The Farmhouse Kitchen

The Farmhouse Kitchen is another place where you can come and learn how to cook. The theme here is amazing southern Italian dishes from the Puglia region. Gain knowledge, insights and inspiration from Guiliana who has 45 years’ experience in the kitchen and brings knowledge passed down from generation before her, as well as her daughter Genevieve.

There are a range of classes here with a broad focus as well as specific classes on favourites such as pasta rustica, vegetarian, pizza and Italian bread, meat, lunch, al fresco, Italian feast, gnocchi, artichokes, cannoli and chiacchiere, tomato bottling and more.

Other nearby things to do

The Hartzview Vineyard and Heritage Pickers Hut Village Historic Museum at Gardners Bay is worth a visit on your way to or from Cygnet. There are cellar door tastings of wine, port, liqueurs and mead, and a vineyard cafe.

The Heritage Pickers Hut Village is worth a visit, where you can take a self-guided tour of 7 restored fruit pickers huts. These huts were homes to those picking apples but were also used to hold Italian prisoners of war during world war two.

The nearby village of Franklin is also worth a visit, where you can enjoy a cider tasting and lunch at Frank’s cider bar and cellar door and enjoy the Wooden Boat Centre.

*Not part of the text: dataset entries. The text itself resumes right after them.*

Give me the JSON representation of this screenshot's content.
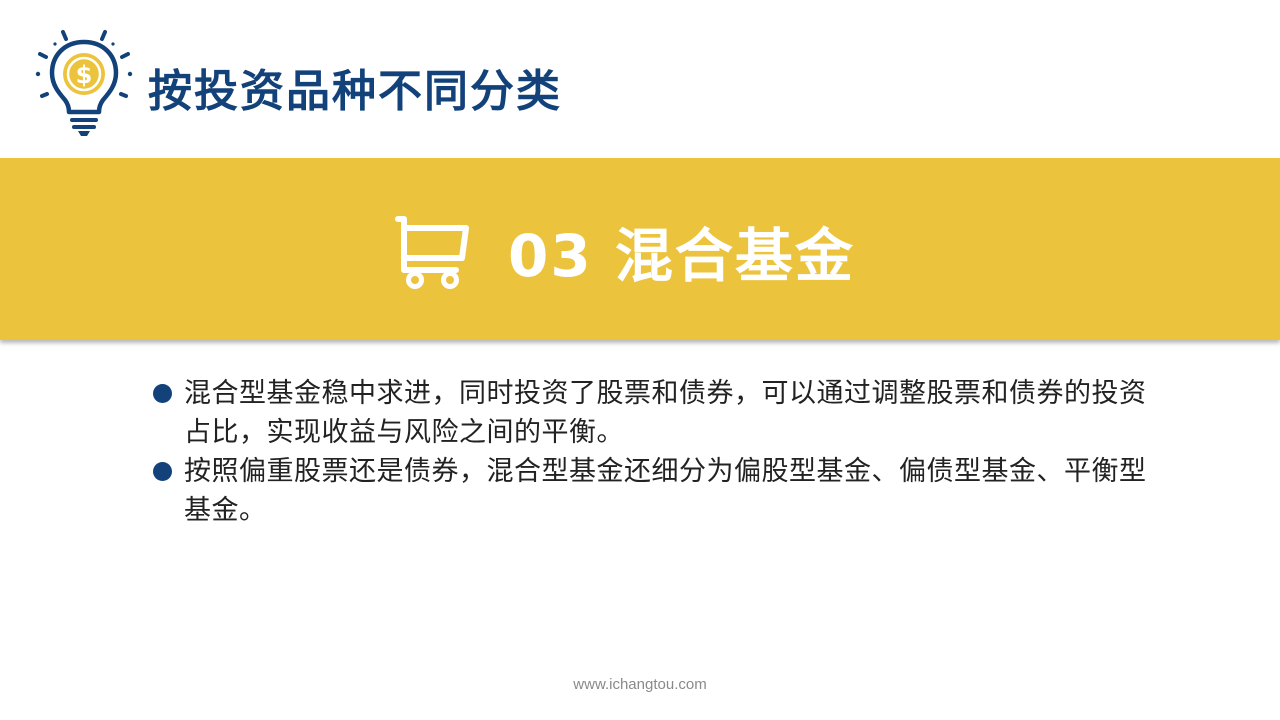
{
  "header": {
    "title": "按投资品种不同分类",
    "logo_icon": "lightbulb-dollar-icon"
  },
  "banner": {
    "icon": "shopping-cart-icon",
    "title": "03 混合基金"
  },
  "bullets": [
    "混合型基金稳中求进，同时投资了股票和债券，可以通过调整股票和债券的投资占比，实现收益与风险之间的平衡。",
    "按照偏重股票还是债券，混合型基金还细分为偏股型基金、偏债型基金、平衡型基金。"
  ],
  "footer": {
    "url": "www.ichangtou.com"
  },
  "colors": {
    "navy": "#13427a",
    "gold": "#ecc33c",
    "text": "#222222",
    "footer": "#8a8a8a"
  }
}
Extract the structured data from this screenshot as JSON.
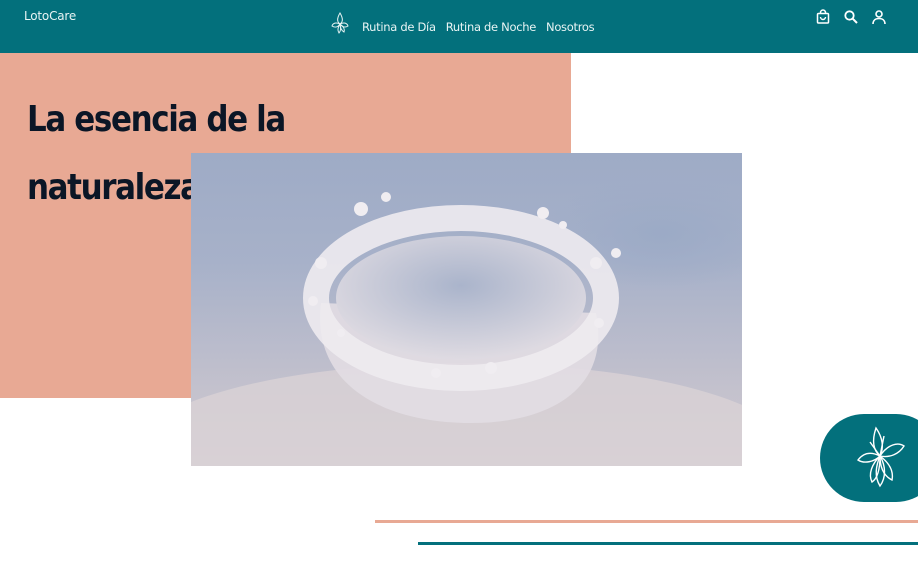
{
  "header": {
    "brand": "LotoCare",
    "nav": [
      "Rutina de Día",
      "Rutina de Noche",
      "Nosotros"
    ]
  },
  "hero": {
    "headline": "La esencia de la naturaleza en tu piel"
  },
  "icons": {
    "logo": "lotus-icon",
    "cart": "shopping-bag-icon",
    "search": "search-icon",
    "account": "user-icon",
    "badge": "lotus-icon"
  },
  "colors": {
    "header": "#03707c",
    "hero": "#e8a994",
    "text": "#0b1626",
    "accent_line_1": "#e8a994",
    "accent_line_2": "#03707c"
  }
}
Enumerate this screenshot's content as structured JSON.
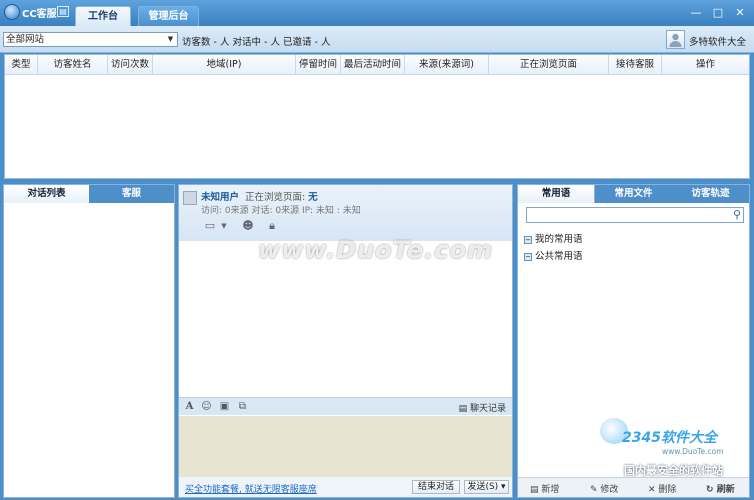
{
  "app": {
    "title": "CC客服",
    "menu_icon": "▤"
  },
  "tabs": [
    {
      "label": "工作台"
    },
    {
      "label": "管理后台"
    }
  ],
  "window_controls": {
    "min": "—",
    "max": "□",
    "close": "✕"
  },
  "toolbar": {
    "site": "全部网站",
    "stats": "访客数 - 人  对话中 - 人  已邀请 - 人",
    "username": "多特软件大全"
  },
  "grid": {
    "columns": [
      "类型",
      "访客姓名",
      "访问次数",
      "地域(IP)",
      "停留时间",
      "最后活动时间",
      "来源(来源词)",
      "正在浏览页面",
      "接待客服",
      "操作"
    ]
  },
  "left": {
    "tabs": [
      "对话列表",
      "客服"
    ]
  },
  "chat": {
    "user": "未知用户",
    "viewing_label": "正在浏览页面: ",
    "viewing_value": "无",
    "info": "访问: 0来源 对话: 0来源 IP: 未知 : 未知",
    "history": "聊天记录",
    "promo": "买全功能套餐, 就送无限客服座席",
    "end_btn": "结束对话",
    "send_btn": "发送(S) ▾"
  },
  "right": {
    "tabs": [
      "常用语",
      "常用文件",
      "访客轨迹"
    ],
    "items": [
      "我的常用语",
      "公共常用语"
    ],
    "footer": [
      "新增",
      "修改",
      "删除",
      "刷新"
    ]
  },
  "watermark": {
    "main": "www.DuoTe.com",
    "brand": "2345软件大全",
    "url": "www.DuoTe.com",
    "slogan": "国内最安全的软件站"
  },
  "colors": {
    "accent": "#4a8fc9",
    "link": "#1a6ac0"
  }
}
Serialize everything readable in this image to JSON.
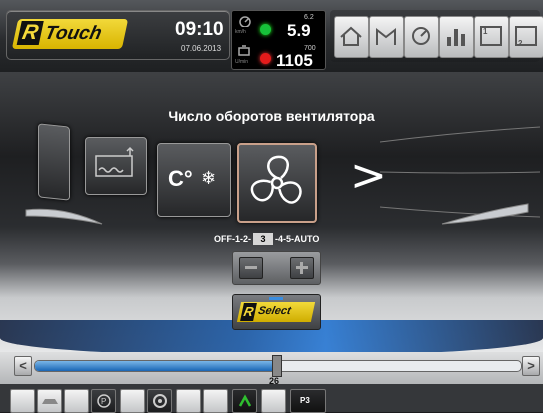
{
  "header": {
    "brand": "Touch",
    "brand_mark": "R",
    "time": "09:10",
    "date": "07.06.2013"
  },
  "status": {
    "top_label": "km/h",
    "top_small": "6.2",
    "top_value": "5.9",
    "top_dot_color": "#17c23a",
    "bottom_label": "U/min",
    "bottom_small": "700",
    "bottom_value": "1105",
    "bottom_dot_color": "#e41b1b"
  },
  "nav": [
    {
      "icon": "home-icon"
    },
    {
      "icon": "machine-icon"
    },
    {
      "icon": "gauge-icon"
    },
    {
      "icon": "bar-chart-icon"
    },
    {
      "icon": "page-1-icon",
      "label": "1"
    },
    {
      "icon": "page-2-icon",
      "label": "2"
    }
  ],
  "main": {
    "title": "Число оборотов вентилятора",
    "carousel_arrow": ">",
    "climate_label": "C°"
  },
  "fan_speed": {
    "prefix": "OFF-1-2-",
    "selected": "3",
    "suffix": "-4-5-AUTO"
  },
  "rselect": {
    "brand_mark": "R",
    "label": "Select"
  },
  "slider": {
    "value": "26",
    "fraction": 0.49,
    "left_arrow": "<",
    "right_arrow": ">"
  },
  "bottom": {
    "p3_label": "P3",
    "accent": "#2fbf2f"
  }
}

Ranelagh, slightly inland from Huonville is another great destination to visit, with the highly acclaimed Home Hill Winery and The Taste of the Huon in March.